    Created an "artifact"? What qualifies? If I take one of Second Life's "prims" and just place a sphere somewhere in space, does that count? I think the statistics are... overrated.

    And how on Earth does he come up with the hour figure exactly?

  • 99% of it is shit (Score:5, Insightful)

    by QuantumG ( 50515 ) <> on Thursday March 09, 2006 @07:34PM (#14887019) Homepage Journal
    And therefore it would only cost Linden Labs about $4m a year to produce work with more significant quality. It's kinda stupid to do this kind of analysis anyway. The whole point of Second Life is that it is different. Comparing Second Life with, oh, I don't know, WoW, is like comparing apples and oranges. You can like both, it's ok.
  • If only... (Score:4, Insightful)

    by C10H14N2 ( 640033 ) on Thursday March 09, 2006 @07:35PM (#14887023)
    ...the graphics in Second Life weren't oh-so-1995--and yeah, everyone is making stuff. Well, that's just great. Kind of like the last time I was at a county fair and realized the same thing...and not only didn't want any of it, but wanted to get as far away from it as humanly possible.
  • Creative my ass (Score:1, Insightful)

    by Anonymous Coward on Thursday March 09, 2006 @07:44PM (#14887066)
    I went and downloaded the linux 'alpha' client, read about how wonderful Second Life was on the forums, read how an initial registration for a single new user account was free, and thought that was wonderful.

    Then, on page 2 of the registration process, after having already picked out a name and given an email address I find out they need a credit card number for 'age verification'. That is, if you are in a country that they cant send a verifying SMS message to a mobile, as was my situation.

    The only other industry I have seen 'free' accounts need age verification via CC for is porn. This is also notorious for its fraud and infiltration by organised criminal syndicates. Suffice it to say that it will be a cold day in hell before my CC details are given to this MMOG - like porn, the best can be had for free.

    And thus the great Second Life experiment came to an end. Hmmph.
  • Re:Creative my ass (Score:2, Insightful)

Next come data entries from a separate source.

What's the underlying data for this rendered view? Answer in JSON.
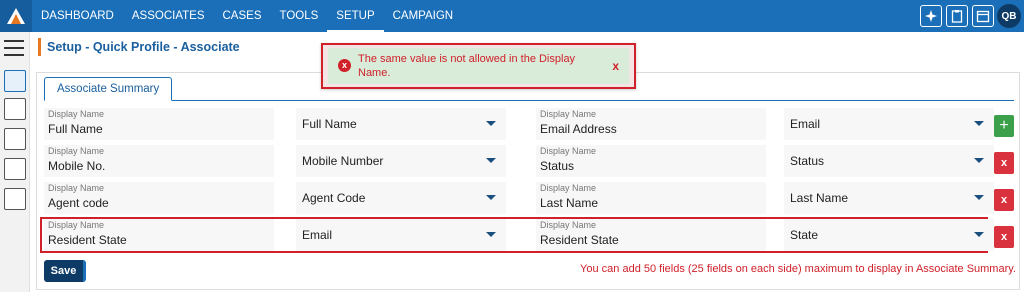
{
  "nav": {
    "items": [
      "DASHBOARD",
      "ASSOCIATES",
      "CASES",
      "TOOLS",
      "SETUP",
      "CAMPAIGN"
    ],
    "active": "SETUP",
    "avatar_initials": "QB"
  },
  "page": {
    "title": "Setup - Quick Profile - Associate"
  },
  "alert": {
    "icon": "x-circle-icon",
    "message": "The same value is not allowed in the Display Name.",
    "close": "x"
  },
  "tabs": {
    "active_label": "Associate Summary"
  },
  "fields": {
    "caption": "Display Name",
    "rows": [
      {
        "left_display": "Full Name",
        "left_select": "Full Name",
        "right_display": "Email Address",
        "right_select": "Email",
        "action": "+"
      },
      {
        "left_display": "Mobile No.",
        "left_select": "Mobile Number",
        "right_display": "Status",
        "right_select": "Status",
        "action": "x"
      },
      {
        "left_display": "Agent code",
        "left_select": "Agent Code",
        "right_display": "Last Name",
        "right_select": "Last Name",
        "action": "x"
      },
      {
        "left_display": "Resident State",
        "left_select": "Email",
        "right_display": "Resident State",
        "right_select": "State",
        "action": "x"
      }
    ]
  },
  "footer": {
    "save_label": "Save",
    "note": "You can add 50 fields (25 fields on each side) maximum to display in Associate Summary."
  },
  "colors": {
    "nav_bg": "#1a6fb8",
    "error": "#d0202a",
    "add_green": "#3c9f4a",
    "delete_red": "#d9323e",
    "save_navy": "#0d3b66"
  }
}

    by EZLeeAmused ( 869996 ) on Friday March 10, 2006 @11:36AM (#14890811)
    Pissing people off isn't a crime, but your friend wasn't put in jail. Granted some people either have thin skins or what they consider offensive is strongly related to political correctness. Some people need to get a sense of humor. Second Life isn't life, it's an opt-in entertainment venue. But on the other hand:
    Say you're a member of a club, one that has a physical building (health club, Elks club, whatever). You can do and say a lot of things inside that building. But not very many such places would let you paint graffiti on the walls, even if they could clean it off easily. Second Life doesn't want graffiti on their walls.
    Also, Linden Labs is trying to make a profit. If you have a griefer (who pays one membership fee to be there) wandering around annoying people, and his/her actions cause two other people to quit or not buy in after a trial membership, Linden's net profits are reduced. Second Life isn't life, it's a business.

Perfection is acheived only on the point of collapse. - C. N. Parkinson